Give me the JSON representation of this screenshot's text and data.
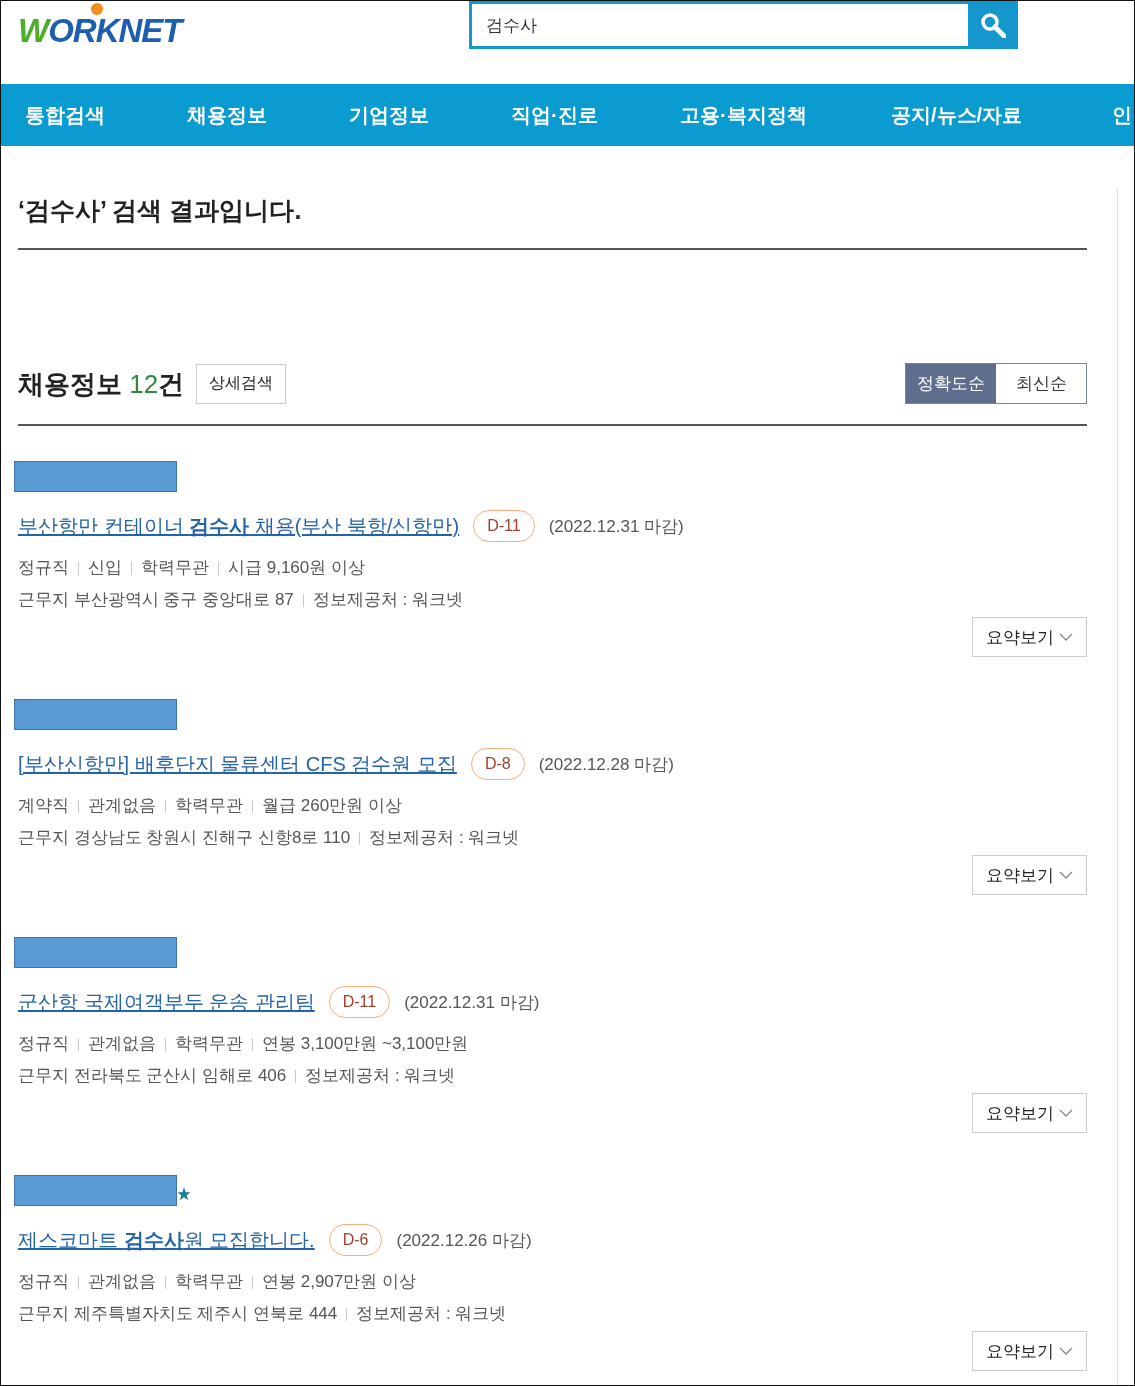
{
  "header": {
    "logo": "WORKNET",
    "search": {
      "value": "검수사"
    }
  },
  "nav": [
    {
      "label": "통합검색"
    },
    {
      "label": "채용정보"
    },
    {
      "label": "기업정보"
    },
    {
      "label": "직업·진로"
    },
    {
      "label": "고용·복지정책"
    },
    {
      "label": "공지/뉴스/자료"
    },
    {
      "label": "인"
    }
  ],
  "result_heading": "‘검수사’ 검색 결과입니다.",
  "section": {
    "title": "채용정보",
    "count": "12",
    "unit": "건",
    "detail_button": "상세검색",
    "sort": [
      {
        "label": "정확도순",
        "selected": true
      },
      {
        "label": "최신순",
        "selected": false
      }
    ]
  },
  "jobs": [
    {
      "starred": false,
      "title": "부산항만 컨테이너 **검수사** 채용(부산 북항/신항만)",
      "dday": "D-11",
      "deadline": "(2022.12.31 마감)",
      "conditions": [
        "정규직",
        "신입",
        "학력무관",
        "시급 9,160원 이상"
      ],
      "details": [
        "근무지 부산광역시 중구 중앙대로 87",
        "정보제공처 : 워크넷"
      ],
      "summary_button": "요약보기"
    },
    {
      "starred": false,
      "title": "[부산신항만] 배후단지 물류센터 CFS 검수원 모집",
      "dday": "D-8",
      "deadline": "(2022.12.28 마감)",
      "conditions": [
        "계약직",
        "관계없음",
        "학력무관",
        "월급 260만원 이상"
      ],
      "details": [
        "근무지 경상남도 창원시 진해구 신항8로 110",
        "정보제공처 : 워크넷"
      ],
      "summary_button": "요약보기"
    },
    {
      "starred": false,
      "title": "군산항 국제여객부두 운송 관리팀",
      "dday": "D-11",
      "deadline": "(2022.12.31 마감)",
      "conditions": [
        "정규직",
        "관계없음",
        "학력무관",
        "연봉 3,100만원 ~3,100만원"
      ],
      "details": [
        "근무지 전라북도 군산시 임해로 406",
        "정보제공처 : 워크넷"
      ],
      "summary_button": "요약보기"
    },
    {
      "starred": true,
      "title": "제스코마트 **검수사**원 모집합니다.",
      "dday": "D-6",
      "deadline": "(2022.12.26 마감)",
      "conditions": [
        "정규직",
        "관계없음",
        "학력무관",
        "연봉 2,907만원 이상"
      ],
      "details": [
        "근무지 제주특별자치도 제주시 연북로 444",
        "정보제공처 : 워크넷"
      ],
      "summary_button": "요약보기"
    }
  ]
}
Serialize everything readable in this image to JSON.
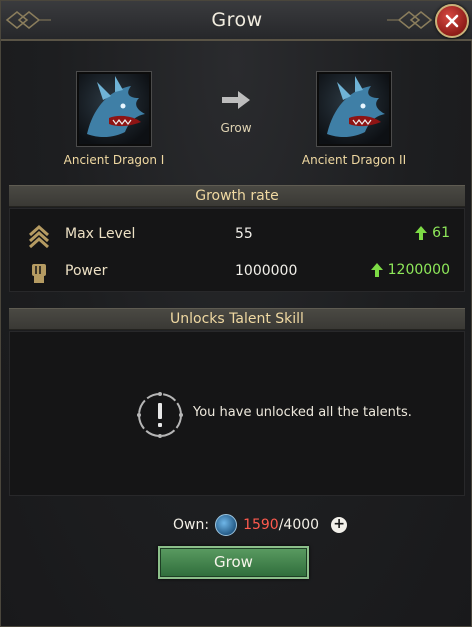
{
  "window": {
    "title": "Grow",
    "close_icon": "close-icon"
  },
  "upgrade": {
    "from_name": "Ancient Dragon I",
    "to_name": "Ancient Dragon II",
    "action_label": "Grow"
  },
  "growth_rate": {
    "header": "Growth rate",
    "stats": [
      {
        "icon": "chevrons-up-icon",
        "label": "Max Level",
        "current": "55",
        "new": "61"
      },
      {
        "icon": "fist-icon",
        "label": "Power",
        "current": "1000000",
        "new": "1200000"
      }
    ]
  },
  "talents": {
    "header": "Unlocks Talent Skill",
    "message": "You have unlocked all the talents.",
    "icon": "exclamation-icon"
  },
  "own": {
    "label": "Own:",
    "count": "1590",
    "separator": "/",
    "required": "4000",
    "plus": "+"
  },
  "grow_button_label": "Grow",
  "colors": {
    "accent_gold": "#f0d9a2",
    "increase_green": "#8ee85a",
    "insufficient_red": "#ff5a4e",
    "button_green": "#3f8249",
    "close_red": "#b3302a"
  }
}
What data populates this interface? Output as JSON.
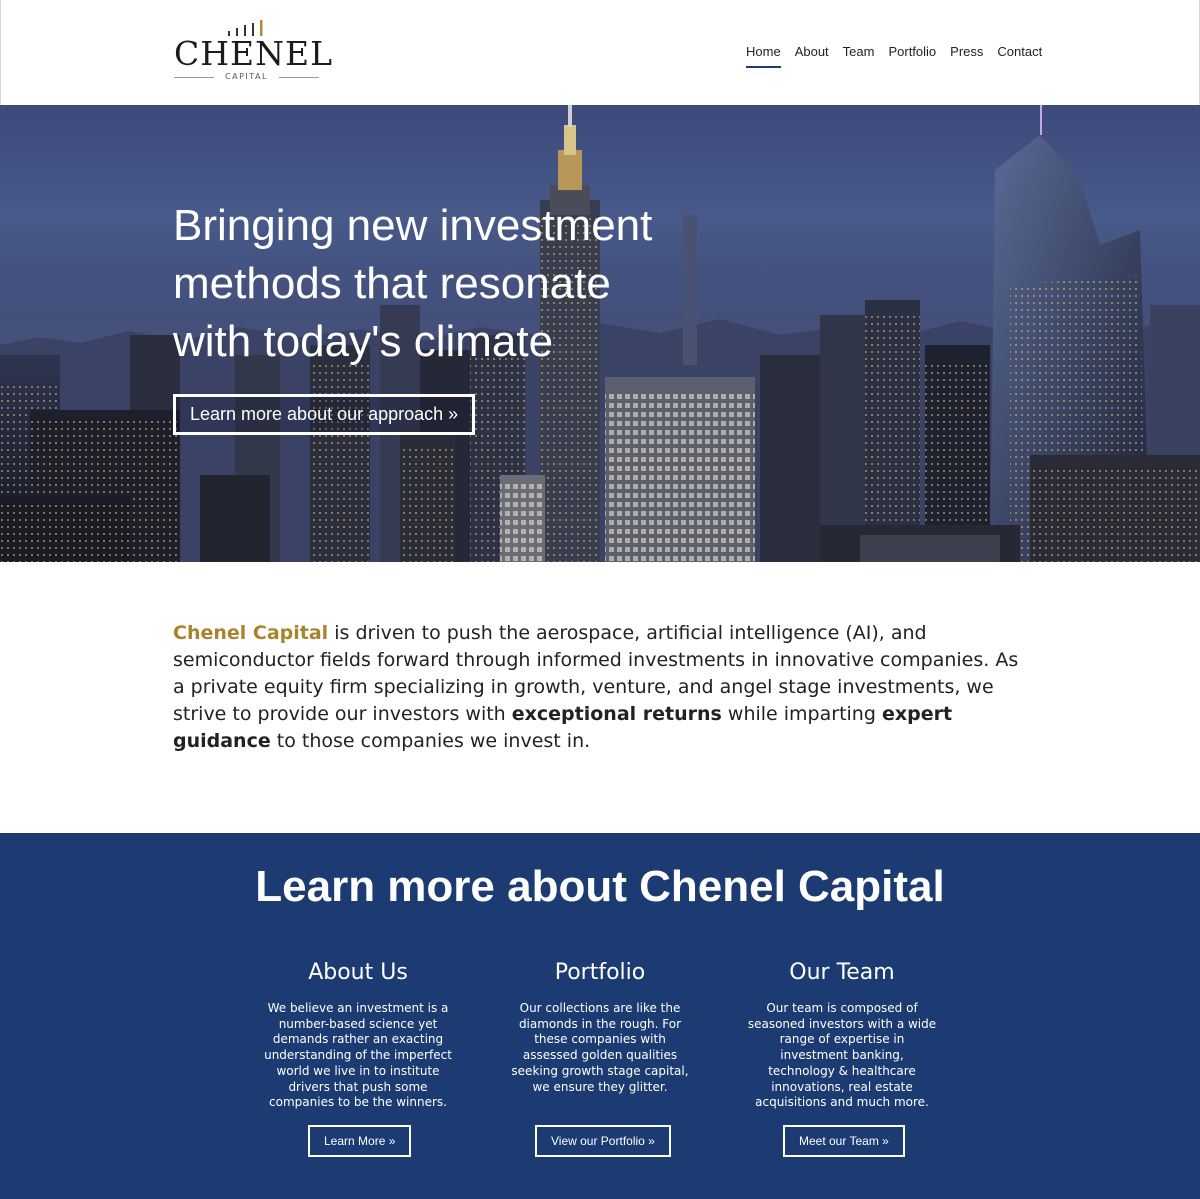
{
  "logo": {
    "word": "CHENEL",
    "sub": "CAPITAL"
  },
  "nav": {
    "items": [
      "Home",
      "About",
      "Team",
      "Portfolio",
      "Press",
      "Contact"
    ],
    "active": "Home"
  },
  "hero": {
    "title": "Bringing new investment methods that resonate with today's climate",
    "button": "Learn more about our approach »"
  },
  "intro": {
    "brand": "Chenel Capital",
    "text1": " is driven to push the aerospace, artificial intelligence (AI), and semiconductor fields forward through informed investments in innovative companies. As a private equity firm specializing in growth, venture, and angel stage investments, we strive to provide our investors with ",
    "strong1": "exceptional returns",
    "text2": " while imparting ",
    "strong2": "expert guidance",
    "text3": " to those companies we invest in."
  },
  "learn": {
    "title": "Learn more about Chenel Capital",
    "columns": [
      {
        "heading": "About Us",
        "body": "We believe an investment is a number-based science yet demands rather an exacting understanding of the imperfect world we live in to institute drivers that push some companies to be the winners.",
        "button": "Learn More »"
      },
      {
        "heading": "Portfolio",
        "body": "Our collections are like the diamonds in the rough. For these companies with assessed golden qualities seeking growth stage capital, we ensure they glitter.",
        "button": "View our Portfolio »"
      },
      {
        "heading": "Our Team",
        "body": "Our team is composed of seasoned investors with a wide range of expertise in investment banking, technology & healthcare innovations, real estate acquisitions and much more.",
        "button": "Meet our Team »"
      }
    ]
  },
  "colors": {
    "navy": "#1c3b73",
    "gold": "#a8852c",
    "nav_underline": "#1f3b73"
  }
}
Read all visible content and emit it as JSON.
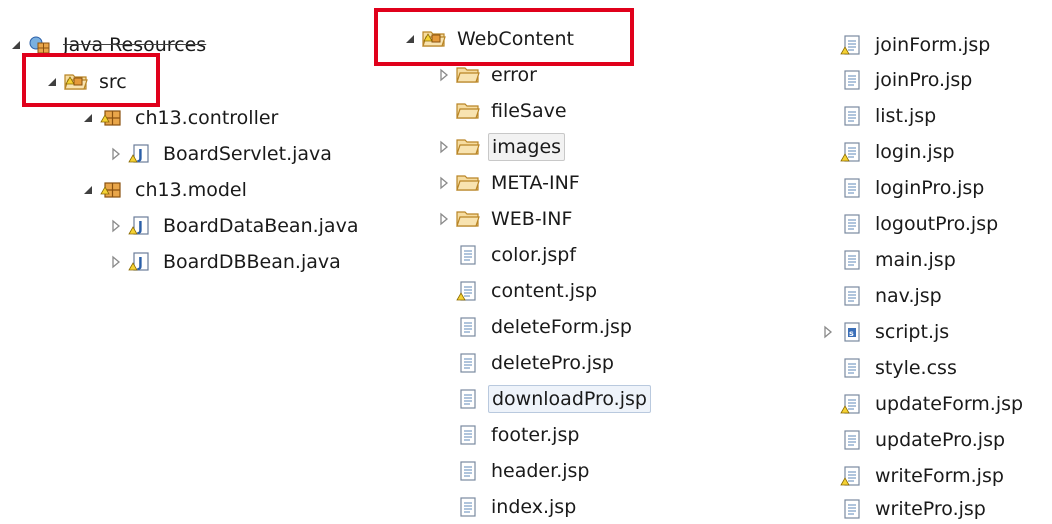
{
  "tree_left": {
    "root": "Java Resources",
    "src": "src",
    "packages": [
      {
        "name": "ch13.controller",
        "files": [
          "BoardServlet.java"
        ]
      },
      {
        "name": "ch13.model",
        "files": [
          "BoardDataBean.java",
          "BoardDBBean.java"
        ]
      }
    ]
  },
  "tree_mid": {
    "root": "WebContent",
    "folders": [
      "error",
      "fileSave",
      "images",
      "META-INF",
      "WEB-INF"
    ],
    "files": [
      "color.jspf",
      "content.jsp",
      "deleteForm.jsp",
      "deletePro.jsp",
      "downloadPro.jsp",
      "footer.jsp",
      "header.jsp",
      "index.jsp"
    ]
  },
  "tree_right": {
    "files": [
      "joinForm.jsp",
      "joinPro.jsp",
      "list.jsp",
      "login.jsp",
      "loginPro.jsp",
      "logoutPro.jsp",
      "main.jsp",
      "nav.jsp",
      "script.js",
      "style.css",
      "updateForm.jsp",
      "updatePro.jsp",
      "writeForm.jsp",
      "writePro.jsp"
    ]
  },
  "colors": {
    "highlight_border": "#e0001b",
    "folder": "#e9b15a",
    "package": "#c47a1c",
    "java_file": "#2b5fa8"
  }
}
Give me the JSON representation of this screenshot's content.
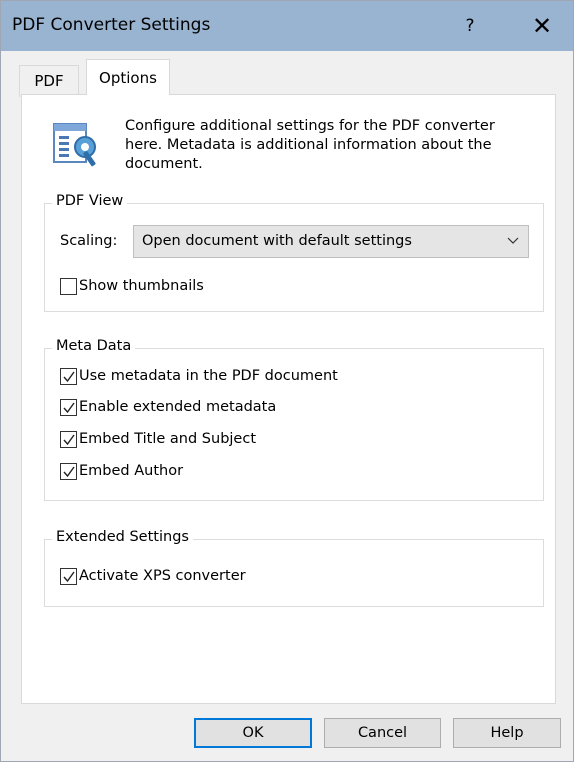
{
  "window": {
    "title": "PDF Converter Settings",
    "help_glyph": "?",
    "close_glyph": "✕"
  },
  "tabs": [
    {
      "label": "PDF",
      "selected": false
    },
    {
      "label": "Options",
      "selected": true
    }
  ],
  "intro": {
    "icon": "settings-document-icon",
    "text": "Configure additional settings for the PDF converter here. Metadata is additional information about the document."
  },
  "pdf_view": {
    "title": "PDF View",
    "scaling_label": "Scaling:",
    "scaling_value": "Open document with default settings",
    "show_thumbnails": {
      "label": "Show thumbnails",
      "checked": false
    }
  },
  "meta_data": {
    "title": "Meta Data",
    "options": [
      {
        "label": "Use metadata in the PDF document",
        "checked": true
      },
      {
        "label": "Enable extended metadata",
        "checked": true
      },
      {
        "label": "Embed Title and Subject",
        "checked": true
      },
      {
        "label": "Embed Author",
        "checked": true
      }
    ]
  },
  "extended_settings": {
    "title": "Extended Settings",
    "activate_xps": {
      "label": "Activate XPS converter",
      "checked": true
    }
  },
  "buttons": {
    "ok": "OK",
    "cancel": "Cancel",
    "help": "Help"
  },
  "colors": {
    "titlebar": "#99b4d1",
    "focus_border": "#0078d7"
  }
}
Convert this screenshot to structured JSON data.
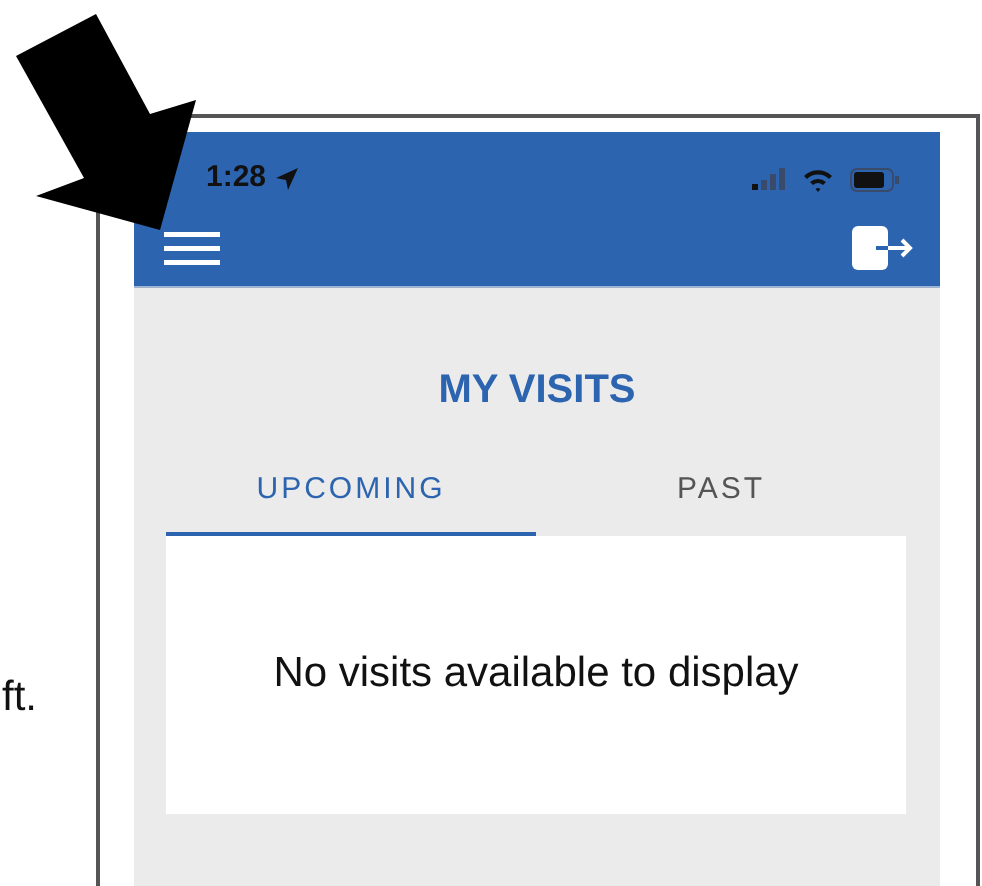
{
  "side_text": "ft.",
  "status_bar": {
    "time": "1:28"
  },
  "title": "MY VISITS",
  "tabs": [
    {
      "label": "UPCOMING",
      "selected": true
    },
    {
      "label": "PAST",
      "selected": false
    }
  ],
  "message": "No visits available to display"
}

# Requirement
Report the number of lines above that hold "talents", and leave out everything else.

# Task solution
2